What should you be looking for?

There are five main areas in which a developmental disability may occur. These include cognitive skills, social and emotional skills, speech and language skills, fine and gross motor skills, and activities in daily living. If a child exhibits issues with two or more of these areas, it is considered to be a global developmental delay.

Cognitive delays

These affect a child’s ability to learn, think and problem solve. Early ways to identify this is to ask yourself if your baby exhibits curiosity or if your toddler is learning new words, colours or counting. If the answer is no to these things, it may be a sign of developmental delay.

Social and emotional delays

They present themselves in a child’s ability to relate and interact with others. Babies should smile at people and make noises in an attempt to communicate and toddlers should be able to express their feelings and make friends. A lack of these signs could be cause for concern.

Speech and language delays

These may seem obviously identifiable but there are some things to consider that you may not have been aware of; it is not always the case that a child can’t pronounce words. With babies, the absence of babbling or cooing could help identify issues but in toddlers, their ability to understand instructions, tell stories that keep on track or use words in the correct context could also be telling signs. This type of delay is quite common which is perhaps the reason that Speech and Language Pathologists are trained specially to deal with this, whilst the other four issues are generally dealt with by paediatricians or occupational therapists.

Fine and gross motor delays

These can be identified in babies if they are not able to hold objects (fine motor) or if they don’t begin to sit up, roll or walk (gross motor). As children get older, not being able to hold tools or draw (fine motor) or having difficulties jumping or climbing may indicate a developmental delay.

Daily living problems simply mean that day to day tasks are not handled by the child. In babies, we as parents naturally do this for them, but if children don’t begin to eat or dress themselves, herein lies a potential issue.

How does a child receive a diagnosis?

Generally, your first step is to visit your GP who will advise you of the next steps based on his initial assessment of your child. Your GP will generally refer you to a specialist or for further testing and investigation based on this assessment.

If you think your child has a speech or language delay, you can opt to visit a speech and language pathologist without a referral from your doctor.

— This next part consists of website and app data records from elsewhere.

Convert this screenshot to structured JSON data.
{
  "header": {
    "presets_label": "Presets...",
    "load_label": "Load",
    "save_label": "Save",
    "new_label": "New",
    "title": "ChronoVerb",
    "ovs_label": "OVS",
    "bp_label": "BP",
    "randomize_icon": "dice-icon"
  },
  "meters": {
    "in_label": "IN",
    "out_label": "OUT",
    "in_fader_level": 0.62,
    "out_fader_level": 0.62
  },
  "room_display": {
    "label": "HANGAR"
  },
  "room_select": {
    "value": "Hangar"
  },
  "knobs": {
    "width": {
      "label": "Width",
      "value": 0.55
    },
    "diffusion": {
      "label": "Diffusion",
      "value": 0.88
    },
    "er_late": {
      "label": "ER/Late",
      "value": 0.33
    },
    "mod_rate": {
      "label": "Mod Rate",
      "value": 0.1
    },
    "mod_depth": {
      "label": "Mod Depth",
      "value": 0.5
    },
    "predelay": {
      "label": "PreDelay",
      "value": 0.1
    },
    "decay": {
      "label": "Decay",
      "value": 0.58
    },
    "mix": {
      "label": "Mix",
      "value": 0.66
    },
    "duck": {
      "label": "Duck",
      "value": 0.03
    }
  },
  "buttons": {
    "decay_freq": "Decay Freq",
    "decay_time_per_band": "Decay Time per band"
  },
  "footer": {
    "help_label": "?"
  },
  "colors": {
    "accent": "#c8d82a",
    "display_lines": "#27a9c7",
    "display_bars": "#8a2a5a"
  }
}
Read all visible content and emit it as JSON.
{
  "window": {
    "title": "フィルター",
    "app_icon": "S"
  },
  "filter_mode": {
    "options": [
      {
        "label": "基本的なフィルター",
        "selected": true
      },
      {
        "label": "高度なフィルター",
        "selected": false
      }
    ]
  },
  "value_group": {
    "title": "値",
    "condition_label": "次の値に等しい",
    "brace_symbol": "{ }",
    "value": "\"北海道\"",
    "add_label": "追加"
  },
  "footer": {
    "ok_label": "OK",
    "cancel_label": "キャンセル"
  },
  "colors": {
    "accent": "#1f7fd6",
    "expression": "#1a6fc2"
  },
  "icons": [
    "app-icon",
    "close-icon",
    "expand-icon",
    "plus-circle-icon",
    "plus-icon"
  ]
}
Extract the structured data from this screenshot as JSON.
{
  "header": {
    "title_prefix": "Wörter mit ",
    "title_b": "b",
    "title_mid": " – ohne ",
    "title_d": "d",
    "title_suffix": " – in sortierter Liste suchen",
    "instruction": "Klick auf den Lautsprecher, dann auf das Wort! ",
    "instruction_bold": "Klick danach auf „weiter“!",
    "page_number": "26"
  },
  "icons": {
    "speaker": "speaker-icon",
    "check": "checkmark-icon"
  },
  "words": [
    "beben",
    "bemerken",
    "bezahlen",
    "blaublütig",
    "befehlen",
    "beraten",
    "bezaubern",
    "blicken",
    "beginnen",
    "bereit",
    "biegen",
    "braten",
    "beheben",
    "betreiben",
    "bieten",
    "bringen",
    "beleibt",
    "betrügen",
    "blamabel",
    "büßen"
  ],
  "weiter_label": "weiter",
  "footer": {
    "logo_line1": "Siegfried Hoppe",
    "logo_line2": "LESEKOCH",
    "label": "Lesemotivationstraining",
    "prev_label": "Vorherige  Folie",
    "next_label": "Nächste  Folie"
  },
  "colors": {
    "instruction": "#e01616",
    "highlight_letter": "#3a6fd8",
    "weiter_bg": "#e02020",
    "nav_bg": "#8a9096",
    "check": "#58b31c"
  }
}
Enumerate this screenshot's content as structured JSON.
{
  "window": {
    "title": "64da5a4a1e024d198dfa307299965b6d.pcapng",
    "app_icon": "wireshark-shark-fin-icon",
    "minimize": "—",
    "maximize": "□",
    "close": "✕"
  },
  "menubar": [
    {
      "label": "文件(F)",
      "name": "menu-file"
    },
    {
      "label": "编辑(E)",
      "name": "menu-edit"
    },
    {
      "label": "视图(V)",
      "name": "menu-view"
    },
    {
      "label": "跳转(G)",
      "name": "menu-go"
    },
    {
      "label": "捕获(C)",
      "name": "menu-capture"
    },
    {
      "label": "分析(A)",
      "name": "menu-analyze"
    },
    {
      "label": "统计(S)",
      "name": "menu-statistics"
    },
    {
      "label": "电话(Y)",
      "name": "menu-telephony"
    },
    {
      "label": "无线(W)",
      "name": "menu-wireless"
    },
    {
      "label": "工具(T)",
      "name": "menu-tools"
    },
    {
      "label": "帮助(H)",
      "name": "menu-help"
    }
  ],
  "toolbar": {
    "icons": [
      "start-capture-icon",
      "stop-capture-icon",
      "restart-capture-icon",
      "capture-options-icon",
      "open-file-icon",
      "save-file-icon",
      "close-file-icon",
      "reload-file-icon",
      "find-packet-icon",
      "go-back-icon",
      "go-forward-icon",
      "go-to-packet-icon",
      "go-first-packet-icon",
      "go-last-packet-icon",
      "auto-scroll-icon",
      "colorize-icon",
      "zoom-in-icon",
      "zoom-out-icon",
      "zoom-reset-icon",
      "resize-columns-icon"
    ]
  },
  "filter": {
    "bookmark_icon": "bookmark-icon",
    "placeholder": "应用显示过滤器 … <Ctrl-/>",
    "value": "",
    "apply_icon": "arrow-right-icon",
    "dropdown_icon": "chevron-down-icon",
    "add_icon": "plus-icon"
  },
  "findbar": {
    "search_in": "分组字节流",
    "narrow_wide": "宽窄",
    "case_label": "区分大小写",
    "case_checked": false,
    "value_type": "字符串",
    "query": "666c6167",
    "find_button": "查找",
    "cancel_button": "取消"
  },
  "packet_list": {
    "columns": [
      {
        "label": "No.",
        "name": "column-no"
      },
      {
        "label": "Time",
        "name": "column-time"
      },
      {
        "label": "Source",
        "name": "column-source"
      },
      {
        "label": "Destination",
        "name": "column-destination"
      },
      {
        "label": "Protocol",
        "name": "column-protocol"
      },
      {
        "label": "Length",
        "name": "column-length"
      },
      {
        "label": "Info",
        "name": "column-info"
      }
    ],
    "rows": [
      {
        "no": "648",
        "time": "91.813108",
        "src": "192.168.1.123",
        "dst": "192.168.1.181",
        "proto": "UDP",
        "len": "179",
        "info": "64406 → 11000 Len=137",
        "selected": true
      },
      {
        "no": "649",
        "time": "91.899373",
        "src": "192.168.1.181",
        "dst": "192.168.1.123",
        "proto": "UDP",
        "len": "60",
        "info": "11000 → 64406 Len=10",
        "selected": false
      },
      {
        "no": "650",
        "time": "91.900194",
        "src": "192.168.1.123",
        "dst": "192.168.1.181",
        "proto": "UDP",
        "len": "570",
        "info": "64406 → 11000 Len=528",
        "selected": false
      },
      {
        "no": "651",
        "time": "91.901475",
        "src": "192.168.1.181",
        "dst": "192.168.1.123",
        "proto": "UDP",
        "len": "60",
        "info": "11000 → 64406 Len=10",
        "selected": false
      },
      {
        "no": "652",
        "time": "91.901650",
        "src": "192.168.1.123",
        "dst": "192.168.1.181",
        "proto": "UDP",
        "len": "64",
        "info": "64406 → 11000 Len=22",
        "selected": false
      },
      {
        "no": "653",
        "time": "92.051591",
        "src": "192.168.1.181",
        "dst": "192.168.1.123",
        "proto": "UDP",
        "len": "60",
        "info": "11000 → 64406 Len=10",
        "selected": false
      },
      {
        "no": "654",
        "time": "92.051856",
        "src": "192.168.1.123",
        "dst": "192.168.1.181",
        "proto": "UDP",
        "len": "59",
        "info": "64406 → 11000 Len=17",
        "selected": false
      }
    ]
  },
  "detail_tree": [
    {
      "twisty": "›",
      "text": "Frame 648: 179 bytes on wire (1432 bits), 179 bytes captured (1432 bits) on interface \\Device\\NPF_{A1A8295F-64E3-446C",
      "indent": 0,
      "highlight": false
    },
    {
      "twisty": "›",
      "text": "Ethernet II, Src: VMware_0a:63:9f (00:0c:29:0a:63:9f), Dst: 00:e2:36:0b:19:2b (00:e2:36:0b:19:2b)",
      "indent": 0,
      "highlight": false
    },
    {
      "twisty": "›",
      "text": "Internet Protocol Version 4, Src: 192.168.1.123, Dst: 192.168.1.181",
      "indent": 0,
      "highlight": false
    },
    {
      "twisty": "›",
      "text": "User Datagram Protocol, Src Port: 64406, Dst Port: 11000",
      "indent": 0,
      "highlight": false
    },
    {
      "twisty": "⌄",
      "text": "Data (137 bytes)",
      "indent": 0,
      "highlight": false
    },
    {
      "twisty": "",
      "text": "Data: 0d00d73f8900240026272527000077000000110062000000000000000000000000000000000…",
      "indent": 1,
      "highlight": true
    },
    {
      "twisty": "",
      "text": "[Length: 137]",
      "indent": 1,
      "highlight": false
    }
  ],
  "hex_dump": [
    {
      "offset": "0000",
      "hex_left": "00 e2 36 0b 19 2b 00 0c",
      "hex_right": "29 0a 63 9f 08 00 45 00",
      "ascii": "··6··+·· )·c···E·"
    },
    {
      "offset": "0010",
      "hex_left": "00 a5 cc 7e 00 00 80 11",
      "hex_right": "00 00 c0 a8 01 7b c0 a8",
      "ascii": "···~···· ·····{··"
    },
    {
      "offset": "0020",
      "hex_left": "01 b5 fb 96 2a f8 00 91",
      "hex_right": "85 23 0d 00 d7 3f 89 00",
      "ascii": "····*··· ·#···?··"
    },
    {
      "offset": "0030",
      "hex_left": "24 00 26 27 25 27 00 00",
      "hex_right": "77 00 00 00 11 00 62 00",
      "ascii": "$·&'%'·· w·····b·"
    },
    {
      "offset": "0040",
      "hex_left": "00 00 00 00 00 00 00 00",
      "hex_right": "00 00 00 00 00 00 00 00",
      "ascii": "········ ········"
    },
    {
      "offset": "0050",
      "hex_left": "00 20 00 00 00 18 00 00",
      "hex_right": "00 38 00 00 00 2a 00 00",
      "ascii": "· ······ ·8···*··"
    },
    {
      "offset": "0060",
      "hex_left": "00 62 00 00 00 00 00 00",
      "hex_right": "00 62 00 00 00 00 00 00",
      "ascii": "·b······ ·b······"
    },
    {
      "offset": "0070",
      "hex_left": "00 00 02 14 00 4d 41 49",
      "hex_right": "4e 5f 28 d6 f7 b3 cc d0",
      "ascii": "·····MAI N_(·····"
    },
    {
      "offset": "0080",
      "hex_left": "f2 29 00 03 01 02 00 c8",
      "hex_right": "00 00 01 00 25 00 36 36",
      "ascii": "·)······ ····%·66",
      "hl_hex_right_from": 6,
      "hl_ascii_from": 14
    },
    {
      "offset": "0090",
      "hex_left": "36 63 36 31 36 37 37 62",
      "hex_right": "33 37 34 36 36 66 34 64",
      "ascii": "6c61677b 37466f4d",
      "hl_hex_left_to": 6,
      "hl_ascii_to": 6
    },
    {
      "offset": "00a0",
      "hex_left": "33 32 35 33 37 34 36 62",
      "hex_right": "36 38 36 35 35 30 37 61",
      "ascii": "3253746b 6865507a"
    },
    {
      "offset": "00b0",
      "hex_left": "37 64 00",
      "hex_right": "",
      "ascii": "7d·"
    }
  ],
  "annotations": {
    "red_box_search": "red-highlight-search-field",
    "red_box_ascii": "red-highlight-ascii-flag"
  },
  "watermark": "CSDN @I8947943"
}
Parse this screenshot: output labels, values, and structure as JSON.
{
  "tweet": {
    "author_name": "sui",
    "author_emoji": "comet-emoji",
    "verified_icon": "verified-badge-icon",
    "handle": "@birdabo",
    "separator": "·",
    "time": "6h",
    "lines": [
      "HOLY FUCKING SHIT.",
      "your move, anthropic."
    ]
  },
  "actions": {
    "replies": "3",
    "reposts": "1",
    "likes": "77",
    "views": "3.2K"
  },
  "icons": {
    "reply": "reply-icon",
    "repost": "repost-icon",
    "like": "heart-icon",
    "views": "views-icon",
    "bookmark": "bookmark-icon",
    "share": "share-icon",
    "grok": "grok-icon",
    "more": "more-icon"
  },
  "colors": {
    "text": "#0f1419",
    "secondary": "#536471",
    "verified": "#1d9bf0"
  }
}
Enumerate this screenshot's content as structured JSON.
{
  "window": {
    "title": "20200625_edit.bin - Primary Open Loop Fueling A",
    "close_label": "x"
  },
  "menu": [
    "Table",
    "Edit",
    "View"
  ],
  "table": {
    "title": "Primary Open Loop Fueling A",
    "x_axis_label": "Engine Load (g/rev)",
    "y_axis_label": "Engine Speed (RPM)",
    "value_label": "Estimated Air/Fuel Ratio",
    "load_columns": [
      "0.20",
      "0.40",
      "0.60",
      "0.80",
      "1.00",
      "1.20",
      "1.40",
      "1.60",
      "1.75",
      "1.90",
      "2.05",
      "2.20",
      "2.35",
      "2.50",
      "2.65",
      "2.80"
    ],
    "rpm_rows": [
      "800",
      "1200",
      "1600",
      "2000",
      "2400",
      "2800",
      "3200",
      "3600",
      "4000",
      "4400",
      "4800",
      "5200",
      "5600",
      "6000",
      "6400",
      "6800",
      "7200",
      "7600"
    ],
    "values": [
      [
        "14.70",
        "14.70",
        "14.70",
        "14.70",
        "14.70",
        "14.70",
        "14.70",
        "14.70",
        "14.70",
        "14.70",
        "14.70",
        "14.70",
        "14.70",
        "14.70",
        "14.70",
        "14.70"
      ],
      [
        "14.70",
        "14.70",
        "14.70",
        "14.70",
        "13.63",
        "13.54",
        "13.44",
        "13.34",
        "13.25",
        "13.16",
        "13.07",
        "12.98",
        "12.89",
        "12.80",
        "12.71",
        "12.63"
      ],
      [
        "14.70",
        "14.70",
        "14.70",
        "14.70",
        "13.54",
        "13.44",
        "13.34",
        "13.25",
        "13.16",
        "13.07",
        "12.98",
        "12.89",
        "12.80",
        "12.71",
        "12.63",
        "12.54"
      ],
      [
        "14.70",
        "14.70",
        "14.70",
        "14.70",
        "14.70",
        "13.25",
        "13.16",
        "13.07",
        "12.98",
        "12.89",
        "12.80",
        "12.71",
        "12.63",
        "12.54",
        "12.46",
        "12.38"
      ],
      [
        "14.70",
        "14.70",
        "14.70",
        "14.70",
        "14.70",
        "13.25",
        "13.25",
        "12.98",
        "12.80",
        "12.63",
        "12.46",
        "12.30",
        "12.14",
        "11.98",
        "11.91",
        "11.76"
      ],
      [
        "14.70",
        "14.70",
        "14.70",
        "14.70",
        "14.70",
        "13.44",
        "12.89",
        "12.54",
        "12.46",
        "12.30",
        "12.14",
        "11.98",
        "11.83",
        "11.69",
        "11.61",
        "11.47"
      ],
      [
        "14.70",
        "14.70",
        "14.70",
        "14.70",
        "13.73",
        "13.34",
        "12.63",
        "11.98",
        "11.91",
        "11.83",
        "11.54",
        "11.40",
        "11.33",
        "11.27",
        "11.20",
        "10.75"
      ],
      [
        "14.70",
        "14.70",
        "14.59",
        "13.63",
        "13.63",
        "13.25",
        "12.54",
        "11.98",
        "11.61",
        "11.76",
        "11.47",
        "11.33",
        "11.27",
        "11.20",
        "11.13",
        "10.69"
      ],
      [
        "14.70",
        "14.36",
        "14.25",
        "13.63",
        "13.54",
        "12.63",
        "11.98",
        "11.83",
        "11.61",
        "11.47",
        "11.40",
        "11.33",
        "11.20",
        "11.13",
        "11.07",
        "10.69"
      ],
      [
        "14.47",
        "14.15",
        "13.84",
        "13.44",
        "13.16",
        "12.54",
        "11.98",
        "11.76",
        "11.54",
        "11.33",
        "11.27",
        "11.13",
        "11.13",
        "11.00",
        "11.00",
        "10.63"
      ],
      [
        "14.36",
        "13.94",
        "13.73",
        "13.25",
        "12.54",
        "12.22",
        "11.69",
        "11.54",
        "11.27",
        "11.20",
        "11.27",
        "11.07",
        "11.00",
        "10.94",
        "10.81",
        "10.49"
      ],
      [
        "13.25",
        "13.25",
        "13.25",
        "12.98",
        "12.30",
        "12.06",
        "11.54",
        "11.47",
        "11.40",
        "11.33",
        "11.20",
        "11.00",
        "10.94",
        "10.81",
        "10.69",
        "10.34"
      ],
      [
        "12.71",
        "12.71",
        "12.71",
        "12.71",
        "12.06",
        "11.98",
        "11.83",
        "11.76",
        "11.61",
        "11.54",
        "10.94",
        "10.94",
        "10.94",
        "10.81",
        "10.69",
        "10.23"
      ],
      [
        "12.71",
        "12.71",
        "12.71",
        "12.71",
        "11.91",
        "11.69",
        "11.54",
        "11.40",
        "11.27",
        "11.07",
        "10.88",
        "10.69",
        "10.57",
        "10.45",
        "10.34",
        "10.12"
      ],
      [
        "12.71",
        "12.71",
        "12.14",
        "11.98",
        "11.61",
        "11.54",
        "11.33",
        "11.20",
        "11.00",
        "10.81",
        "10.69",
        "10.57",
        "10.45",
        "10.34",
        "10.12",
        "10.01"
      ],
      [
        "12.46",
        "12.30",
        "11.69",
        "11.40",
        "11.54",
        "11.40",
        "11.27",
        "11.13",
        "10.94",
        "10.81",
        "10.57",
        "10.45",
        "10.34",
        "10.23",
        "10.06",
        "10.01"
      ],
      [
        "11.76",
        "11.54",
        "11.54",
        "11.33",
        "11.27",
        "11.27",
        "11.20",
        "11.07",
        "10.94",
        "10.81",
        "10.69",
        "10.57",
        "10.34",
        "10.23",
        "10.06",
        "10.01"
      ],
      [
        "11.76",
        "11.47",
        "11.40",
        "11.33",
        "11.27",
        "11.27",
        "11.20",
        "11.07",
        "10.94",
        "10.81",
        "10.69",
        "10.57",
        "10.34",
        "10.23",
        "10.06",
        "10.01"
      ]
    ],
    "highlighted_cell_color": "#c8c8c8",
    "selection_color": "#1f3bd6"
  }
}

Remember, early intervention is best and there’s no harm in going to the doctor if you think something’s not quite right. As the age old saying goes, “It’s better to be safe than sorry”, and it’s true when it comes to helping your child with their development.

What treatment is available?

Depending on your child’s diagnosis, there are a number of different treatment options. Most of these include the help of a specialised professional. Occupational therapists are amongst the most common options for children with developmental disabilities, along with physiotherapist, speech and language pathologist and behavioural therapists.

Living with developmental delay

Living with any kind of disability comes with challenges. But, with a positive outlook and the right tools and professionals at your disposal, living a happy and fulfilled life is absolutely possible. Understanding that life won’t be bad, it will just be different is a great way to look at life when raising a child with a developmental delay.

With early intervention and treatment, many children with developmental disabilities grow up to become independent adults. For those with more serious developmental disabilities, particularly those who have trouble with completing day to day tasks or have low cognitive function, there are still options to help them live the best life they can. This includes community living, providing them with the equipment that they need and equipping their families with the skills and tools to help.